The Content is general information only. It is not intended to constitute legal advice or seek to be the complete and comprehensive statement of the law, nor is it intended to address your specific requirements or provide advice on which reliance should be placed. Mondaq and/or its Contributors and other suppliers make no representations about the suitability of the information contained in the Content for any purpose. All Content provided "as is" without warranty of any kind. Mondaq and/or its Contributors and other suppliers hereby exclude and disclaim all representations, warranties or guarantees with regard to the Content, including all implied warranties and conditions of merchantability, fitness for a particular purpose, title and non-infringement. To the maximum extent permitted by law, Mondaq expressly excludes all representations, warranties, obligations, and liabilities arising out of or in connection with all Content. In no event shall Mondaq and/or its respective suppliers be liable for any special, indirect or consequential damages or any damages whatsoever resulting from loss of use, data or profits, whether in an action of contract, negligence or other tortious action, arising out of or in connection with the use of the Content or performance of Mondaq’s Services.
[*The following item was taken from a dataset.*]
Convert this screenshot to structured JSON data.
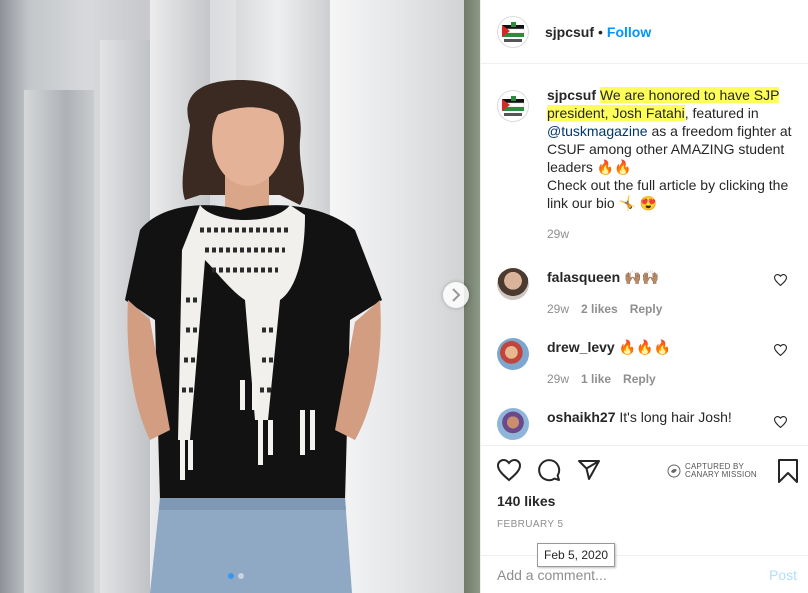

Mondaq may alter or amend these Terms by amending them on the Website. By continuing to Use the Services and/or the Website after such amendment, you will be deemed to have accepted any amendment to these Terms.

These Terms shall be governed by and construed in accordance with the laws of England and Wales and you irrevocably submit to the exclusive jurisdiction of the courts of England and Wales to settle any dispute which may arise out of or in connection with these Terms. If you live outside the United Kingdom, English law shall apply only to the extent that English law shall not deprive you of any legal protection accorded in accordance with the law of the place where you are habitually resident ("Local Law"). In the event English law deprives you of any legal protection which is accorded to you under Local Law, then these terms shall be governed by Local Law and any dispute or claim arising out of or in connection with these Terms shall be subject to the non-exclusive jurisdiction of the courts where you are habitually resident.

You may print and keep a copy of these Terms, which form the entire agreement between you and Mondaq and supersede any other communications or advertising in respect of the Service and/or the Website.

No delay in exercising or non-exercise by you and/or Mondaq of any of its rights under or in connection with these Terms shall operate as a waiver or release of each of your or Mondaq’s right. Rather, any such waiver or release must be specifically granted in writing signed by the party granting it.

If any part of these Terms is held unenforceable, that part shall be enforced to the maximum extent permissible so as to give effect to the intent of the parties, and the Terms shall continue in full force and effect.

Mondaq shall not incur any liability to you on account of any loss or damage resulting from any delay or failure to perform all or any part of these Terms if such delay or failure is caused, in whole or in part, by events, occurrences, or causes beyond the control of Mondaq. Such events, occurrences or causes will include, without limitation, acts of God, strikes, lockouts, server and network failure, riots, acts of war, earthquakes, fire and explosions.

By clicking Register you state you have read and agree to our Terms and Conditions